═══ GIVEN ENTRIES ═══
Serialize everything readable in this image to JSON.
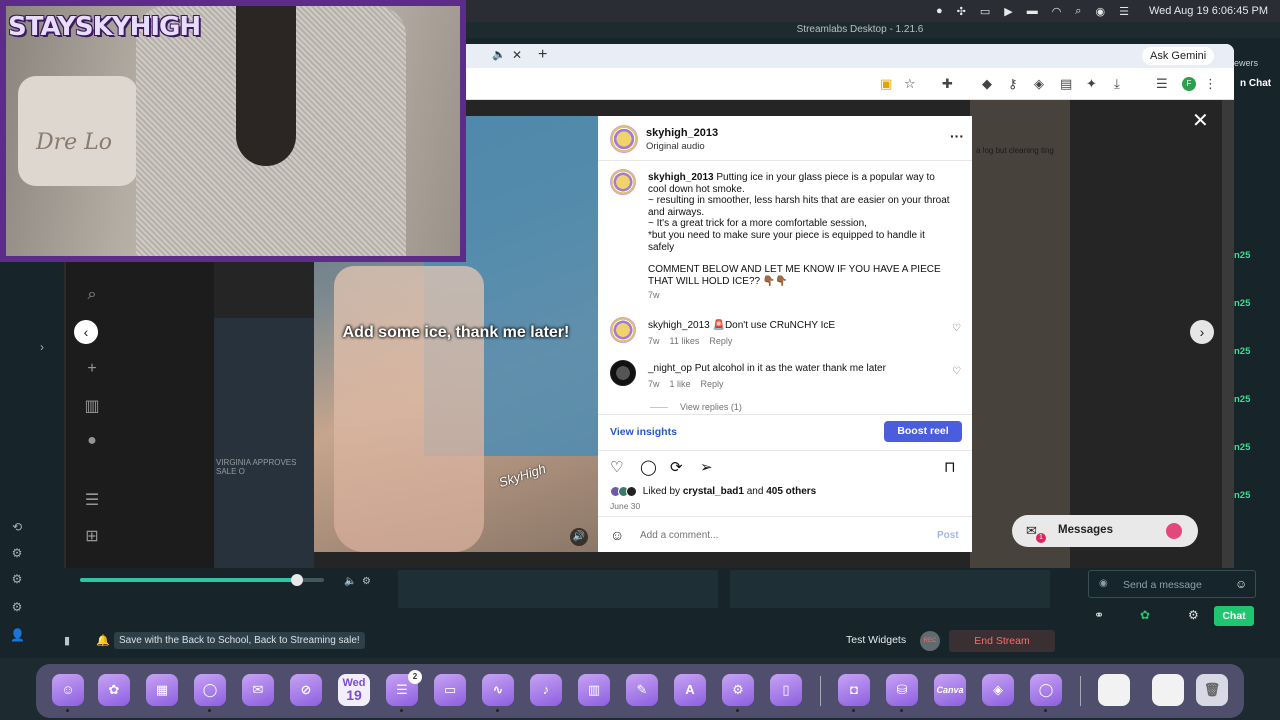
{
  "menubar": {
    "datetime": "Wed Aug 19  6:06:45 PM"
  },
  "streamlabs": {
    "window_title": "Streamlabs Desktop - 1.21.6",
    "viewers_label": "ewers",
    "chat_label": "n Chat",
    "chat_values": [
      "n25",
      "n25",
      "n25",
      "n25",
      "n25",
      "n25"
    ],
    "promo_text": "Save with the Back to School, Back to Streaming sale!",
    "test_widgets": "Test Widgets",
    "rec_label": "REC",
    "end_stream": "End Stream",
    "send_message_placeholder": "Send a message",
    "chat_button": "Chat",
    "audio_level": 0.89
  },
  "chrome": {
    "ask_gemini": "Ask Gemini",
    "profile_initial": "F"
  },
  "webcam": {
    "logo_text": "STAYSKYHIGH",
    "pillow_text": "Dre Lo"
  },
  "video": {
    "caption": "Add some ice, thank me later!",
    "watermark": "SkyHigh"
  },
  "background": {
    "news_text": "VIRGINIA APPROVES SALE O",
    "right_thumb_text": "a log but cleaning ting"
  },
  "post": {
    "username": "skyhigh_2013",
    "audio": "Original audio",
    "caption_username": "skyhigh_2013",
    "caption_lines": [
      "Putting ice in your glass piece is a popular way to cool down hot smoke.",
      "~ resulting in smoother, less harsh hits that are easier on your throat and airways.",
      "~ It's a great trick for a more comfortable session,",
      "*but you need to make sure your piece is equipped to handle it safely"
    ],
    "caption_cta": "COMMENT BELOW AND LET ME KNOW IF YOU HAVE A PIECE THAT WILL HOLD ICE?? 👇🏾👇🏾",
    "caption_time": "7w",
    "comments": [
      {
        "username": "skyhigh_2013",
        "text": "🚨Don't use CRuNCHY IcE",
        "time": "7w",
        "likes": "11 likes",
        "reply": "Reply"
      },
      {
        "username": "_night_op",
        "text": "Put alcohol in it as the water thank me later",
        "time": "7w",
        "likes": "1 like",
        "reply": "Reply"
      }
    ],
    "view_replies": "View replies (1)",
    "view_insights": "View insights",
    "boost_reel": "Boost reel",
    "liked_by_prefix": "Liked by",
    "liked_by_user": "crystal_bad1",
    "liked_by_and": "and",
    "liked_by_others": "405 others",
    "date": "June 30",
    "comment_placeholder": "Add a comment...",
    "post_button": "Post"
  },
  "messages": {
    "label": "Messages",
    "badge": "1"
  },
  "dock": {
    "calendar_day": "Wed",
    "calendar_date": "19",
    "reminders_badge": "2",
    "canva_label": "Canva"
  }
}
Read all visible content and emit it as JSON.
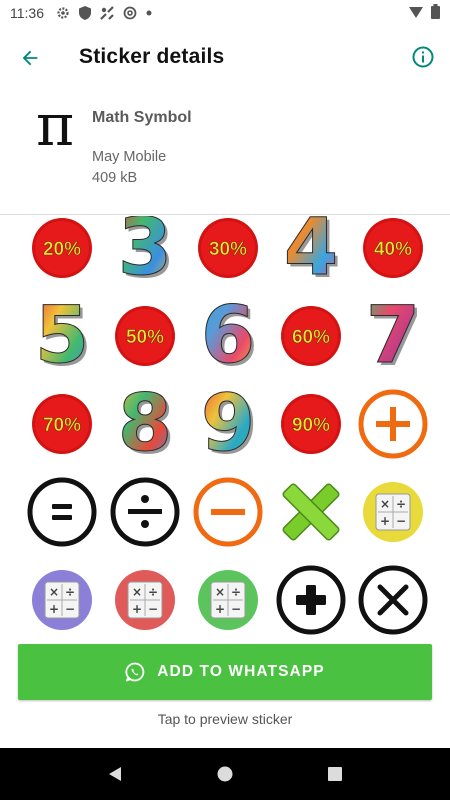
{
  "status_bar": {
    "time": "11:36",
    "icons": [
      "gear-icon",
      "shield-icon",
      "signal-icon",
      "at-icon",
      "dot-icon"
    ],
    "right_icons": [
      "wifi-icon",
      "battery-icon"
    ]
  },
  "app_bar": {
    "title": "Sticker details",
    "back_icon": "arrow-left-icon",
    "info_icon": "info-icon",
    "accent_color": "#00897b"
  },
  "pack": {
    "tray_glyph": "π",
    "name": "Math Symbol",
    "publisher": "May Mobile",
    "size": "409 kB"
  },
  "stickers": [
    {
      "kind": "badge",
      "text": "20%"
    },
    {
      "kind": "digit",
      "text": "3"
    },
    {
      "kind": "badge",
      "text": "30%"
    },
    {
      "kind": "digit",
      "text": "4"
    },
    {
      "kind": "badge",
      "text": "40%"
    },
    {
      "kind": "digit",
      "text": "5"
    },
    {
      "kind": "badge",
      "text": "50%"
    },
    {
      "kind": "digit",
      "text": "6"
    },
    {
      "kind": "badge",
      "text": "60%"
    },
    {
      "kind": "digit",
      "text": "7"
    },
    {
      "kind": "badge",
      "text": "70%"
    },
    {
      "kind": "digit",
      "text": "8"
    },
    {
      "kind": "digit",
      "text": "9"
    },
    {
      "kind": "badge",
      "text": "90%"
    },
    {
      "kind": "plus-orange"
    },
    {
      "kind": "equals-black"
    },
    {
      "kind": "divide-black"
    },
    {
      "kind": "minus-orange"
    },
    {
      "kind": "x-green"
    },
    {
      "kind": "calc",
      "color": "#e8da3a"
    },
    {
      "kind": "calc",
      "color": "#8b7fd8"
    },
    {
      "kind": "calc",
      "color": "#e05a5a"
    },
    {
      "kind": "calc",
      "color": "#5cc45c"
    },
    {
      "kind": "plus-black"
    },
    {
      "kind": "times-black"
    }
  ],
  "actions": {
    "add_label": "ADD TO WHATSAPP",
    "add_color": "#4ac140",
    "hint": "Tap to preview sticker"
  },
  "nav_bar": [
    "back-triangle-icon",
    "home-circle-icon",
    "recents-square-icon"
  ]
}
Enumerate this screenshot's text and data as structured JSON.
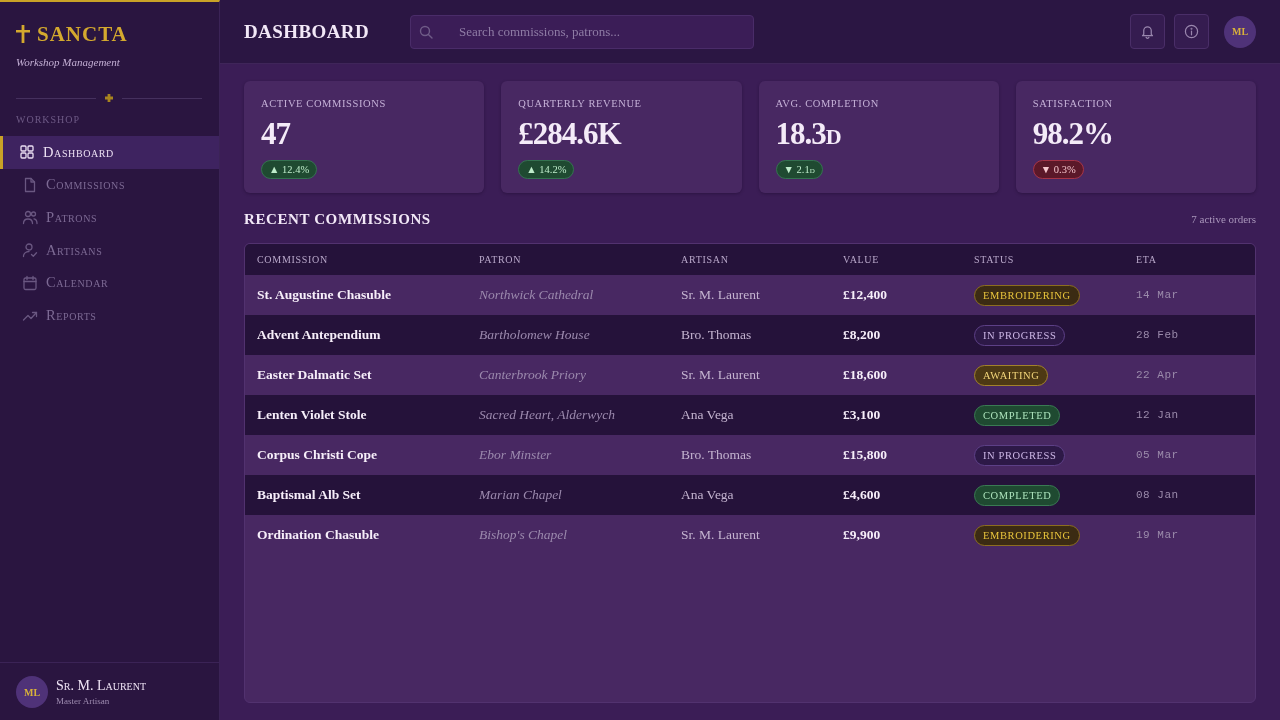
{
  "sidebar": {
    "brand": "SANCTA",
    "tagline": "Workshop Management",
    "section_label": "WORKSHOP",
    "items": [
      {
        "label": "Dashboard",
        "selected": true
      },
      {
        "label": "Commissions",
        "selected": false
      },
      {
        "label": "Patrons",
        "selected": false
      },
      {
        "label": "Artisans",
        "selected": false
      },
      {
        "label": "Calendar",
        "selected": false
      },
      {
        "label": "Reports",
        "selected": false
      }
    ],
    "user": {
      "initials": "ML",
      "name": "Sr. M. Laurent",
      "role": "Master Artisan"
    }
  },
  "header": {
    "title": "DASHBOARD",
    "search": {
      "placeholder": "Search commissions, patrons..."
    },
    "avatar_initials": "ML"
  },
  "stats": [
    {
      "label": "ACTIVE COMMISSIONS",
      "value": "47",
      "delta": "▲ 12.4%",
      "kind": "positive"
    },
    {
      "label": "QUARTERLY REVENUE",
      "value": "£284.6K",
      "delta": "▲ 14.2%",
      "kind": "positive"
    },
    {
      "label": "AVG. COMPLETION",
      "value": "18.3d",
      "delta": "▼ 2.1d",
      "kind": "positive"
    },
    {
      "label": "SATISFACTION",
      "value": "98.2%",
      "delta": "▼ 0.3%",
      "kind": "negative"
    }
  ],
  "recent": {
    "title": "RECENT COMMISSIONS",
    "count": "7 active orders",
    "table": {
      "columns": [
        "COMMISSION",
        "PATRON",
        "ARTISAN",
        "VALUE",
        "STATUS",
        "ETA"
      ],
      "rows": [
        {
          "commission": "St. Augustine Chasuble",
          "patron": "Northwick Cathedral",
          "artisan": "Sr. M. Laurent",
          "value": "£12,400",
          "status": {
            "label": "EMBROIDERING",
            "kind": "embroidering"
          },
          "eta": "14 Mar"
        },
        {
          "commission": "Advent Antependium",
          "patron": "Bartholomew House",
          "artisan": "Bro. Thomas",
          "value": "£8,200",
          "status": {
            "label": "IN PROGRESS",
            "kind": "progress"
          },
          "eta": "28 Feb"
        },
        {
          "commission": "Easter Dalmatic Set",
          "patron": "Canterbrook Priory",
          "artisan": "Sr. M. Laurent",
          "value": "£18,600",
          "status": {
            "label": "AWAITING",
            "kind": "awaiting"
          },
          "eta": "22 Apr"
        },
        {
          "commission": "Lenten Violet Stole",
          "patron": "Sacred Heart, Alderwych",
          "artisan": "Ana Vega",
          "value": "£3,100",
          "status": {
            "label": "COMPLETED",
            "kind": "completed"
          },
          "eta": "12 Jan"
        },
        {
          "commission": "Corpus Christi Cope",
          "patron": "Ebor Minster",
          "artisan": "Bro. Thomas",
          "value": "£15,800",
          "status": {
            "label": "IN PROGRESS",
            "kind": "progress"
          },
          "eta": "05 Mar"
        },
        {
          "commission": "Baptismal Alb Set",
          "patron": "Marian Chapel",
          "artisan": "Ana Vega",
          "value": "£4,600",
          "status": {
            "label": "COMPLETED",
            "kind": "completed"
          },
          "eta": "08 Jan"
        },
        {
          "commission": "Ordination Chasuble",
          "patron": "Bishop's Chapel",
          "artisan": "Sr. M. Laurent",
          "value": "£9,900",
          "status": {
            "label": "EMBROIDERING",
            "kind": "embroidering"
          },
          "eta": "19 Mar"
        }
      ]
    }
  }
}
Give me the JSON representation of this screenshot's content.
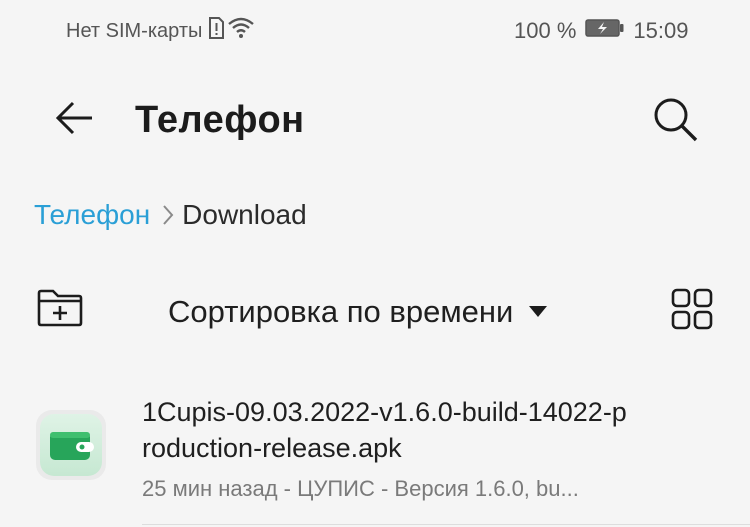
{
  "status_bar": {
    "sim_text": "Нет SIM-карты",
    "battery_percent": "100 %",
    "time": "15:09"
  },
  "header": {
    "title": "Телефон"
  },
  "breadcrumb": {
    "root": "Телефон",
    "current": "Download"
  },
  "toolbar": {
    "sort_label": "Сортировка по времени"
  },
  "files": [
    {
      "name": "1Cupis-09.03.2022-v1.6.0-build-14022-production-release.apk",
      "meta": "25 мин назад - ЦУПИС - Версия 1.6.0, bu..."
    }
  ],
  "colors": {
    "background": "#f5f5f5",
    "accent": "#2a9fd6",
    "app_icon_green": "#27a55a"
  },
  "icons": {
    "sim": "sim-alert-icon",
    "wifi": "wifi-icon",
    "battery": "battery-charging-icon",
    "back": "arrow-left-icon",
    "search": "search-icon",
    "breadcrumb_separator": "chevron-right-icon",
    "new_folder": "folder-plus-icon",
    "sort_caret": "caret-down-icon",
    "view_toggle": "grid-view-icon",
    "file": "wallet-app-icon"
  }
}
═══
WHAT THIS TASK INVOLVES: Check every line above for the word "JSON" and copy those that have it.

EXERCISE RESPONSE:
Serialize everything readable in this image to JSON.
Read all visible content and emit it as JSON.
Enumerate this screenshot's text and data as structured JSON.
Give me the JSON representation of this screenshot's content.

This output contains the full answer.